Leaving nothing out, set down all the data exactly.

**** DATA IN THIS EXERCISE

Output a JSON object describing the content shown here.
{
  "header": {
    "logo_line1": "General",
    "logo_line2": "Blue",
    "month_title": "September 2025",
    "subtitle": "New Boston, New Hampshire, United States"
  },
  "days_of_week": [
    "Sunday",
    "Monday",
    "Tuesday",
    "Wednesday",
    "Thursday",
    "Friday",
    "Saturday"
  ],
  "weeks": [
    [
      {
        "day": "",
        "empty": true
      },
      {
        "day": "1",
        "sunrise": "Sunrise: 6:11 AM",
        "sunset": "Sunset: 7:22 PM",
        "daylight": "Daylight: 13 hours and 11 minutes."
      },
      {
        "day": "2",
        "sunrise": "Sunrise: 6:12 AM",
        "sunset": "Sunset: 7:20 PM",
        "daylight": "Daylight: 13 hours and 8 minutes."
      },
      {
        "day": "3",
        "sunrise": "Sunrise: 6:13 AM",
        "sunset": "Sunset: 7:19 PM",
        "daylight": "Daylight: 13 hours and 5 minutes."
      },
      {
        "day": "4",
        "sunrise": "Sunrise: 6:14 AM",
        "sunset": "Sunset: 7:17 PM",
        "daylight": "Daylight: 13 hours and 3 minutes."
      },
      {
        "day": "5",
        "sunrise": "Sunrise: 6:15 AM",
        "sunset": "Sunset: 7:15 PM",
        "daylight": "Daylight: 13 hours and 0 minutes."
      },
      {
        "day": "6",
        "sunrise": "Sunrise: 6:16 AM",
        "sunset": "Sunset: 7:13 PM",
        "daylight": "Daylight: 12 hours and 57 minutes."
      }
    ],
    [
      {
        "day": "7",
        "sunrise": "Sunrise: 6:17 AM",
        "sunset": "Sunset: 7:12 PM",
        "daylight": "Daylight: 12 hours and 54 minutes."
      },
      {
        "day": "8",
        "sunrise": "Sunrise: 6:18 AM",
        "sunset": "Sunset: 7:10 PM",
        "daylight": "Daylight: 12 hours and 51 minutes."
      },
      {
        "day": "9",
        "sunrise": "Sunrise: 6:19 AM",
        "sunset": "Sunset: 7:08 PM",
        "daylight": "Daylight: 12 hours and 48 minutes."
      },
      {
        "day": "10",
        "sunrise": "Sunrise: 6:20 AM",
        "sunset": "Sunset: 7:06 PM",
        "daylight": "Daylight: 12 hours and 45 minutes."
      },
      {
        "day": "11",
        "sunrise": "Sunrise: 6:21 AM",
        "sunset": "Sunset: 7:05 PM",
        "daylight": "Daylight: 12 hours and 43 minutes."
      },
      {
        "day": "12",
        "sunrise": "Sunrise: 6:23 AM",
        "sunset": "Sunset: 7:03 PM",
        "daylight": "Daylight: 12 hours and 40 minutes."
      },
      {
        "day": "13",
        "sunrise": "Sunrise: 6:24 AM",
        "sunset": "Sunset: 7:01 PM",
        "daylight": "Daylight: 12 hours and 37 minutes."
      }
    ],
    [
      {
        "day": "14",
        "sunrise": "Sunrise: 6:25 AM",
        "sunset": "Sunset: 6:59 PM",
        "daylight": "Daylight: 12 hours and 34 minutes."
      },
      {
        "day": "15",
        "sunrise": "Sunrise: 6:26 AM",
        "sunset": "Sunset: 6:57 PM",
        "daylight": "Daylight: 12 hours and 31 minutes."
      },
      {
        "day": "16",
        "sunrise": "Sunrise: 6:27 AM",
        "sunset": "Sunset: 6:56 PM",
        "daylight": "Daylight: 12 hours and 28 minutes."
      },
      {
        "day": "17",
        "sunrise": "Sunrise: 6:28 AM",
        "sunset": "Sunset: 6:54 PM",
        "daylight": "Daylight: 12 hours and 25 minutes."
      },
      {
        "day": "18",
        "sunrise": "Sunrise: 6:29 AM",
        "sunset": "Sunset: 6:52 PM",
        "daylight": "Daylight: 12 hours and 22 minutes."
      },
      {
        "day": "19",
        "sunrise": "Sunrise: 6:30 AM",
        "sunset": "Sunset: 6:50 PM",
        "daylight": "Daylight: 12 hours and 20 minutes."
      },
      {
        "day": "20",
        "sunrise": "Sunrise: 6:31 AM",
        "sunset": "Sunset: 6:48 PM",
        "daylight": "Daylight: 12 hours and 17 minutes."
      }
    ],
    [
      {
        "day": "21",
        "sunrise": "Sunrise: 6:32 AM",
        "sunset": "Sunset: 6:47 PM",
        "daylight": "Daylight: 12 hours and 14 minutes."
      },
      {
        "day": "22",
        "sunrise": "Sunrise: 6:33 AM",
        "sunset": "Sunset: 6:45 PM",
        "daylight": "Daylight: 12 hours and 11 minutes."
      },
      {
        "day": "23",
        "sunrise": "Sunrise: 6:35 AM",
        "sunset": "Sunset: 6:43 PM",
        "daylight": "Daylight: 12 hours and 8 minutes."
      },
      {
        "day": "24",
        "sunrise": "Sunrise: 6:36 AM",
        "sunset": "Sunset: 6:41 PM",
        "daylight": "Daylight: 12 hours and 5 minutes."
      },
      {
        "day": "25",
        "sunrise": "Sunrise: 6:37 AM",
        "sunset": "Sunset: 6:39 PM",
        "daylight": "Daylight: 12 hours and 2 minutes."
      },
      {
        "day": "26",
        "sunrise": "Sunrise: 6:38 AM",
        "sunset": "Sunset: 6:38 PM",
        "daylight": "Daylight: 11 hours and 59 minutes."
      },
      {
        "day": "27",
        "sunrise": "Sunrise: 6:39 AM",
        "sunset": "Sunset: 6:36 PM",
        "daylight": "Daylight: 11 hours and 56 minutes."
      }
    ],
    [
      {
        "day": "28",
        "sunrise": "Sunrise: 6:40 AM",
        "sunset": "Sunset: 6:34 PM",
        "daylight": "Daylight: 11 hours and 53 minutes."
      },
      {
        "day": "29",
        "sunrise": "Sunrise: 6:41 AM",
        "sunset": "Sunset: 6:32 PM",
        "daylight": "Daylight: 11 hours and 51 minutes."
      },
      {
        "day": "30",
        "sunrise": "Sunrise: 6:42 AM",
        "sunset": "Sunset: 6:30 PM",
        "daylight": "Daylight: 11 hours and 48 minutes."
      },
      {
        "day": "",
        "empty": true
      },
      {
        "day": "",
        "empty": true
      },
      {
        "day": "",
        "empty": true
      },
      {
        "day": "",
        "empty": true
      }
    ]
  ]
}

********

→ **RESULT FOR THIS TASK**
Output a JSON object describing the content shown here.
{
  "header": {
    "logo_line1": "General",
    "logo_line2": "Blue",
    "month_title": "September 2025",
    "subtitle": "New Boston, New Hampshire, United States"
  },
  "days_of_week": [
    "Sunday",
    "Monday",
    "Tuesday",
    "Wednesday",
    "Thursday",
    "Friday",
    "Saturday"
  ],
  "weeks": [
    [
      {
        "day": "",
        "empty": true
      },
      {
        "day": "1",
        "sunrise": "Sunrise: 6:11 AM",
        "sunset": "Sunset: 7:22 PM",
        "daylight": "Daylight: 13 hours and 11 minutes."
      },
      {
        "day": "2",
        "sunrise": "Sunrise: 6:12 AM",
        "sunset": "Sunset: 7:20 PM",
        "daylight": "Daylight: 13 hours and 8 minutes."
      },
      {
        "day": "3",
        "sunrise": "Sunrise: 6:13 AM",
        "sunset": "Sunset: 7:19 PM",
        "daylight": "Daylight: 13 hours and 5 minutes."
      },
      {
        "day": "4",
        "sunrise": "Sunrise: 6:14 AM",
        "sunset": "Sunset: 7:17 PM",
        "daylight": "Daylight: 13 hours and 3 minutes."
      },
      {
        "day": "5",
        "sunrise": "Sunrise: 6:15 AM",
        "sunset": "Sunset: 7:15 PM",
        "daylight": "Daylight: 13 hours and 0 minutes."
      },
      {
        "day": "6",
        "sunrise": "Sunrise: 6:16 AM",
        "sunset": "Sunset: 7:13 PM",
        "daylight": "Daylight: 12 hours and 57 minutes."
      }
    ],
    [
      {
        "day": "7",
        "sunrise": "Sunrise: 6:17 AM",
        "sunset": "Sunset: 7:12 PM",
        "daylight": "Daylight: 12 hours and 54 minutes."
      },
      {
        "day": "8",
        "sunrise": "Sunrise: 6:18 AM",
        "sunset": "Sunset: 7:10 PM",
        "daylight": "Daylight: 12 hours and 51 minutes."
      },
      {
        "day": "9",
        "sunrise": "Sunrise: 6:19 AM",
        "sunset": "Sunset: 7:08 PM",
        "daylight": "Daylight: 12 hours and 48 minutes."
      },
      {
        "day": "10",
        "sunrise": "Sunrise: 6:20 AM",
        "sunset": "Sunset: 7:06 PM",
        "daylight": "Daylight: 12 hours and 45 minutes."
      },
      {
        "day": "11",
        "sunrise": "Sunrise: 6:21 AM",
        "sunset": "Sunset: 7:05 PM",
        "daylight": "Daylight: 12 hours and 43 minutes."
      },
      {
        "day": "12",
        "sunrise": "Sunrise: 6:23 AM",
        "sunset": "Sunset: 7:03 PM",
        "daylight": "Daylight: 12 hours and 40 minutes."
      },
      {
        "day": "13",
        "sunrise": "Sunrise: 6:24 AM",
        "sunset": "Sunset: 7:01 PM",
        "daylight": "Daylight: 12 hours and 37 minutes."
      }
    ],
    [
      {
        "day": "14",
        "sunrise": "Sunrise: 6:25 AM",
        "sunset": "Sunset: 6:59 PM",
        "daylight": "Daylight: 12 hours and 34 minutes."
      },
      {
        "day": "15",
        "sunrise": "Sunrise: 6:26 AM",
        "sunset": "Sunset: 6:57 PM",
        "daylight": "Daylight: 12 hours and 31 minutes."
      },
      {
        "day": "16",
        "sunrise": "Sunrise: 6:27 AM",
        "sunset": "Sunset: 6:56 PM",
        "daylight": "Daylight: 12 hours and 28 minutes."
      },
      {
        "day": "17",
        "sunrise": "Sunrise: 6:28 AM",
        "sunset": "Sunset: 6:54 PM",
        "daylight": "Daylight: 12 hours and 25 minutes."
      },
      {
        "day": "18",
        "sunrise": "Sunrise: 6:29 AM",
        "sunset": "Sunset: 6:52 PM",
        "daylight": "Daylight: 12 hours and 22 minutes."
      },
      {
        "day": "19",
        "sunrise": "Sunrise: 6:30 AM",
        "sunset": "Sunset: 6:50 PM",
        "daylight": "Daylight: 12 hours and 20 minutes."
      },
      {
        "day": "20",
        "sunrise": "Sunrise: 6:31 AM",
        "sunset": "Sunset: 6:48 PM",
        "daylight": "Daylight: 12 hours and 17 minutes."
      }
    ],
    [
      {
        "day": "21",
        "sunrise": "Sunrise: 6:32 AM",
        "sunset": "Sunset: 6:47 PM",
        "daylight": "Daylight: 12 hours and 14 minutes."
      },
      {
        "day": "22",
        "sunrise": "Sunrise: 6:33 AM",
        "sunset": "Sunset: 6:45 PM",
        "daylight": "Daylight: 12 hours and 11 minutes."
      },
      {
        "day": "23",
        "sunrise": "Sunrise: 6:35 AM",
        "sunset": "Sunset: 6:43 PM",
        "daylight": "Daylight: 12 hours and 8 minutes."
      },
      {
        "day": "24",
        "sunrise": "Sunrise: 6:36 AM",
        "sunset": "Sunset: 6:41 PM",
        "daylight": "Daylight: 12 hours and 5 minutes."
      },
      {
        "day": "25",
        "sunrise": "Sunrise: 6:37 AM",
        "sunset": "Sunset: 6:39 PM",
        "daylight": "Daylight: 12 hours and 2 minutes."
      },
      {
        "day": "26",
        "sunrise": "Sunrise: 6:38 AM",
        "sunset": "Sunset: 6:38 PM",
        "daylight": "Daylight: 11 hours and 59 minutes."
      },
      {
        "day": "27",
        "sunrise": "Sunrise: 6:39 AM",
        "sunset": "Sunset: 6:36 PM",
        "daylight": "Daylight: 11 hours and 56 minutes."
      }
    ],
    [
      {
        "day": "28",
        "sunrise": "Sunrise: 6:40 AM",
        "sunset": "Sunset: 6:34 PM",
        "daylight": "Daylight: 11 hours and 53 minutes."
      },
      {
        "day": "29",
        "sunrise": "Sunrise: 6:41 AM",
        "sunset": "Sunset: 6:32 PM",
        "daylight": "Daylight: 11 hours and 51 minutes."
      },
      {
        "day": "30",
        "sunrise": "Sunrise: 6:42 AM",
        "sunset": "Sunset: 6:30 PM",
        "daylight": "Daylight: 11 hours and 48 minutes."
      },
      {
        "day": "",
        "empty": true
      },
      {
        "day": "",
        "empty": true
      },
      {
        "day": "",
        "empty": true
      },
      {
        "day": "",
        "empty": true
      }
    ]
  ]
}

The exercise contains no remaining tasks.